# DATA SECTION
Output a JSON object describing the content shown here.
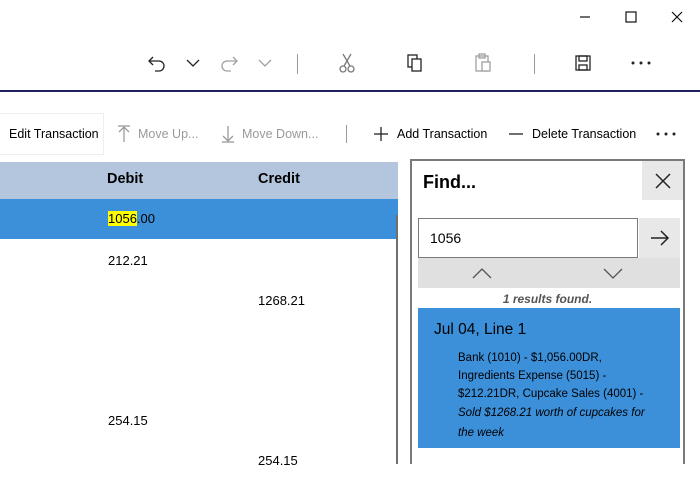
{
  "window": {
    "minimize": "minimize",
    "maximize": "maximize",
    "close": "close"
  },
  "toolbar": {
    "icons": [
      "undo-icon",
      "chevron-down-icon",
      "redo-icon",
      "chevron-down-icon",
      "cut-icon",
      "copy-icon",
      "paste-icon",
      "save-icon",
      "more-icon"
    ]
  },
  "commands": {
    "edit": "Edit Transaction",
    "move_up": "Move Up...",
    "move_down": "Move Down...",
    "add": "Add Transaction",
    "delete": "Delete Transaction",
    "more": "..."
  },
  "grid": {
    "headers": {
      "debit": "Debit",
      "credit": "Credit"
    },
    "rows": [
      {
        "debit_highlight": "1056",
        "debit_rest": ".00",
        "credit": ""
      },
      {
        "debit": "212.21",
        "credit": ""
      },
      {
        "debit": "",
        "credit": "1268.21"
      },
      {
        "debit": "",
        "credit": ""
      },
      {
        "debit": "254.15",
        "credit": ""
      },
      {
        "debit": "",
        "credit": "254.15"
      }
    ]
  },
  "find": {
    "title": "Find...",
    "query": "1056",
    "result_count": "1 results found.",
    "result": {
      "title": "Jul 04, Line 1",
      "accounts": "Bank (1010) - $1,056.00DR, Ingredients Expense (5015) - $212.21DR, Cupcake Sales (4001) -",
      "description": "Sold $1268.21 worth of cupcakes for the week"
    }
  },
  "colors": {
    "selection": "#3c8fd9",
    "header": "#b3c6de",
    "highlight": "#ffff00",
    "rule": "#1f1f5c"
  }
}
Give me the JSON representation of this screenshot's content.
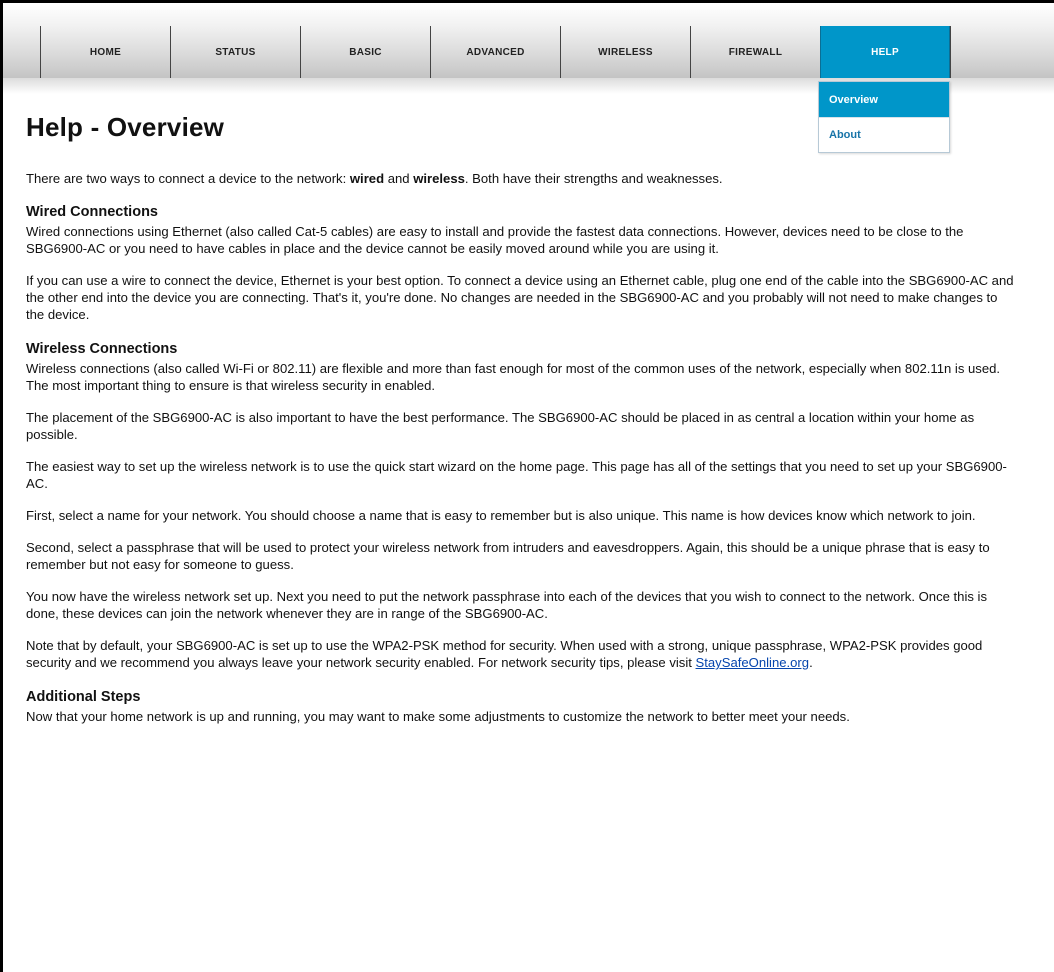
{
  "nav": {
    "items": [
      {
        "label": "HOME"
      },
      {
        "label": "STATUS"
      },
      {
        "label": "BASIC"
      },
      {
        "label": "ADVANCED"
      },
      {
        "label": "WIRELESS"
      },
      {
        "label": "FIREWALL"
      },
      {
        "label": "HELP"
      }
    ],
    "active": "HELP"
  },
  "help_menu": {
    "items": [
      {
        "label": "Overview"
      },
      {
        "label": "About"
      }
    ]
  },
  "page": {
    "title": "Help - Overview",
    "intro": {
      "prefix": "There are two ways to connect a device to the network: ",
      "wired": "wired",
      "and": " and ",
      "wireless": "wireless",
      "suffix": ". Both have their strengths and weaknesses."
    },
    "sections": {
      "wired": {
        "heading": "Wired Connections",
        "p1": "Wired connections using Ethernet (also called Cat-5 cables) are easy to install and provide the fastest data connections. However, devices need to be close to the SBG6900-AC or you need to have cables in place and the device cannot be easily moved around while you are using it.",
        "p2": "If you can use a wire to connect the device, Ethernet is your best option. To connect a device using an Ethernet cable, plug one end of the cable into the SBG6900-AC and the other end into the device you are connecting. That's it, you're done. No changes are needed in the SBG6900-AC and you probably will not need to make changes to the device."
      },
      "wireless": {
        "heading": "Wireless Connections",
        "p1": "Wireless connections (also called Wi-Fi or 802.11) are flexible and more than fast enough for most of the common uses of the network, especially when 802.11n is used. The most important thing to ensure is that wireless security in enabled.",
        "p2": "The placement of the SBG6900-AC is also important to have the best performance. The SBG6900-AC should be placed in as central a location within your home as possible.",
        "p3": "The easiest way to set up the wireless network is to use the quick start wizard on the home page. This page has all of the settings that you need to set up your SBG6900-AC.",
        "p4": "First, select a name for your network. You should choose a name that is easy to remember but is also unique. This name is how devices know which network to join.",
        "p5": "Second, select a passphrase that will be used to protect your wireless network from intruders and eavesdroppers. Again, this should be a unique phrase that is easy to remember but not easy for someone to guess.",
        "p6": "You now have the wireless network set up. Next you need to put the network passphrase into each of the devices that you wish to connect to the network. Once this is done, these devices can join the network whenever they are in range of the SBG6900-AC.",
        "p7_text": "Note that by default, your SBG6900-AC is set up to use the WPA2-PSK method for security. When used with a strong, unique passphrase, WPA2-PSK provides good security and we recommend you always leave your network security enabled. For network security tips, please visit ",
        "p7_link": "StaySafeOnline.org",
        "p7_end": "."
      },
      "additional": {
        "heading": "Additional Steps",
        "p1": "Now that your home network is up and running, you may want to make some adjustments to customize the network to better meet your needs."
      }
    }
  },
  "colors": {
    "accent": "#0096c9",
    "menu_text": "#1874a8",
    "link": "#0645ad"
  }
}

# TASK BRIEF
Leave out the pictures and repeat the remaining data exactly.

# RESPONSE
Output a JSON object describing the content shown here.
{
  "window": {
    "minimize": "minimize",
    "maximize": "maximize",
    "close": "close"
  },
  "toolbar": {
    "icons": [
      "undo-icon",
      "chevron-down-icon",
      "redo-icon",
      "chevron-down-icon",
      "cut-icon",
      "copy-icon",
      "paste-icon",
      "save-icon",
      "more-icon"
    ]
  },
  "commands": {
    "edit": "Edit Transaction",
    "move_up": "Move Up...",
    "move_down": "Move Down...",
    "add": "Add Transaction",
    "delete": "Delete Transaction",
    "more": "..."
  },
  "grid": {
    "headers": {
      "debit": "Debit",
      "credit": "Credit"
    },
    "rows": [
      {
        "debit_highlight": "1056",
        "debit_rest": ".00",
        "credit": ""
      },
      {
        "debit": "212.21",
        "credit": ""
      },
      {
        "debit": "",
        "credit": "1268.21"
      },
      {
        "debit": "",
        "credit": ""
      },
      {
        "debit": "254.15",
        "credit": ""
      },
      {
        "debit": "",
        "credit": "254.15"
      }
    ]
  },
  "find": {
    "title": "Find...",
    "query": "1056",
    "result_count": "1 results found.",
    "result": {
      "title": "Jul 04, Line 1",
      "accounts": "Bank (1010) - $1,056.00DR, Ingredients Expense (5015) - $212.21DR, Cupcake Sales (4001) -",
      "description": "Sold $1268.21 worth of cupcakes for the week"
    }
  },
  "colors": {
    "selection": "#3c8fd9",
    "header": "#b3c6de",
    "highlight": "#ffff00",
    "rule": "#1f1f5c"
  }
}
Give me the JSON representation of this screenshot's content.
{
  "nav": {
    "items": [
      {
        "label": "HOME"
      },
      {
        "label": "STATUS"
      },
      {
        "label": "BASIC"
      },
      {
        "label": "ADVANCED"
      },
      {
        "label": "WIRELESS"
      },
      {
        "label": "FIREWALL"
      },
      {
        "label": "HELP"
      }
    ],
    "active": "HELP"
  },
  "help_menu": {
    "items": [
      {
        "label": "Overview"
      },
      {
        "label": "About"
      }
    ]
  },
  "page": {
    "title": "Help - Overview",
    "intro": {
      "prefix": "There are two ways to connect a device to the network: ",
      "wired": "wired",
      "and": " and ",
      "wireless": "wireless",
      "suffix": ". Both have their strengths and weaknesses."
    },
    "sections": {
      "wired": {
        "heading": "Wired Connections",
        "p1": "Wired connections using Ethernet (also called Cat-5 cables) are easy to install and provide the fastest data connections. However, devices need to be close to the SBG6900-AC or you need to have cables in place and the device cannot be easily moved around while you are using it.",
        "p2": "If you can use a wire to connect the device, Ethernet is your best option. To connect a device using an Ethernet cable, plug one end of the cable into the SBG6900-AC and the other end into the device you are connecting. That's it, you're done. No changes are needed in the SBG6900-AC and you probably will not need to make changes to the device."
      },
      "wireless": {
        "heading": "Wireless Connections",
        "p1": "Wireless connections (also called Wi-Fi or 802.11) are flexible and more than fast enough for most of the common uses of the network, especially when 802.11n is used. The most important thing to ensure is that wireless security in enabled.",
        "p2": "The placement of the SBG6900-AC is also important to have the best performance. The SBG6900-AC should be placed in as central a location within your home as possible.",
        "p3": "The easiest way to set up the wireless network is to use the quick start wizard on the home page. This page has all of the settings that you need to set up your SBG6900-AC.",
        "p4": "First, select a name for your network. You should choose a name that is easy to remember but is also unique. This name is how devices know which network to join.",
        "p5": "Second, select a passphrase that will be used to protect your wireless network from intruders and eavesdroppers. Again, this should be a unique phrase that is easy to remember but not easy for someone to guess.",
        "p6": "You now have the wireless network set up. Next you need to put the network passphrase into each of the devices that you wish to connect to the network. Once this is done, these devices can join the network whenever they are in range of the SBG6900-AC.",
        "p7_text": "Note that by default, your SBG6900-AC is set up to use the WPA2-PSK method for security. When used with a strong, unique passphrase, WPA2-PSK provides good security and we recommend you always leave your network security enabled. For network security tips, please visit ",
        "p7_link": "StaySafeOnline.org",
        "p7_end": "."
      },
      "additional": {
        "heading": "Additional Steps",
        "p1": "Now that your home network is up and running, you may want to make some adjustments to customize the network to better meet your needs."
      }
    }
  },
  "colors": {
    "accent": "#0096c9",
    "menu_text": "#1874a8",
    "link": "#0645ad"
  }
}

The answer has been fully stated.